- EXERCISE REQUIREMENTS -
Scan the entries for lines with the word "label" and copy those lines.
=-=-=
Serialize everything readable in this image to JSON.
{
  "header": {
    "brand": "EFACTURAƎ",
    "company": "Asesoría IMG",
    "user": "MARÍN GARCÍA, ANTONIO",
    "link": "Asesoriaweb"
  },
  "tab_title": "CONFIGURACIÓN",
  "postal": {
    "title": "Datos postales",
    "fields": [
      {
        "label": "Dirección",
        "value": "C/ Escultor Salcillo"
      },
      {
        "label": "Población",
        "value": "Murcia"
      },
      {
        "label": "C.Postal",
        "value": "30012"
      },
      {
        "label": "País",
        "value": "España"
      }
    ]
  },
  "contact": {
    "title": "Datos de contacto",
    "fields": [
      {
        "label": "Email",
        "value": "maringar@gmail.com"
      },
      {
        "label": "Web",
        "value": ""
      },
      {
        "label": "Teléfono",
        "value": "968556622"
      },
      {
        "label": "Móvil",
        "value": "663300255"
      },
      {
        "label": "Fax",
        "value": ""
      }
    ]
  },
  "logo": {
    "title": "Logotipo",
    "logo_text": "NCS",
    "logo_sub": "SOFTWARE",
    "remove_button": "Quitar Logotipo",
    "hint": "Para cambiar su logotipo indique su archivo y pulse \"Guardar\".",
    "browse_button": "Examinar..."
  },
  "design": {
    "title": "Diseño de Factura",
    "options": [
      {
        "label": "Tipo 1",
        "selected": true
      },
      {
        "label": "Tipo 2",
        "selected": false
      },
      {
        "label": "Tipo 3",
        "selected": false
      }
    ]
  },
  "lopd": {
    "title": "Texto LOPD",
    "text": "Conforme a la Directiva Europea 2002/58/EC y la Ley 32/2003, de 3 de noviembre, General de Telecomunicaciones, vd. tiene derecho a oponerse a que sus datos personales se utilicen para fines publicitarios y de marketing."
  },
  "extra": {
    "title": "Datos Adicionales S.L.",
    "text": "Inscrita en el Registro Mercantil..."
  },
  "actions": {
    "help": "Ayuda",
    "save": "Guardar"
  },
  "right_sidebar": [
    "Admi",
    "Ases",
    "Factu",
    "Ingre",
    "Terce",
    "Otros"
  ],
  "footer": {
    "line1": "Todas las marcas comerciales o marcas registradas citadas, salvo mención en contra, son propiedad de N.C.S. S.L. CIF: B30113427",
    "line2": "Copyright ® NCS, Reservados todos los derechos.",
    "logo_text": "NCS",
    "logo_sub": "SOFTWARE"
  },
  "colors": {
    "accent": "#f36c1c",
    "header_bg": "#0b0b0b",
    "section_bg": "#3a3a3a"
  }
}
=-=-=
- OUTPUT BELOW -
        "label": "Dirección",
        "label": "Población",
        "label": "C.Postal",
        "label": "País",
        "label": "Email",
        "label": "Web",
        "label": "Teléfono",
        "label": "Móvil",
        "label": "Fax",
        "label": "Tipo 1",
        "label": "Tipo 2",
        "label": "Tipo 3",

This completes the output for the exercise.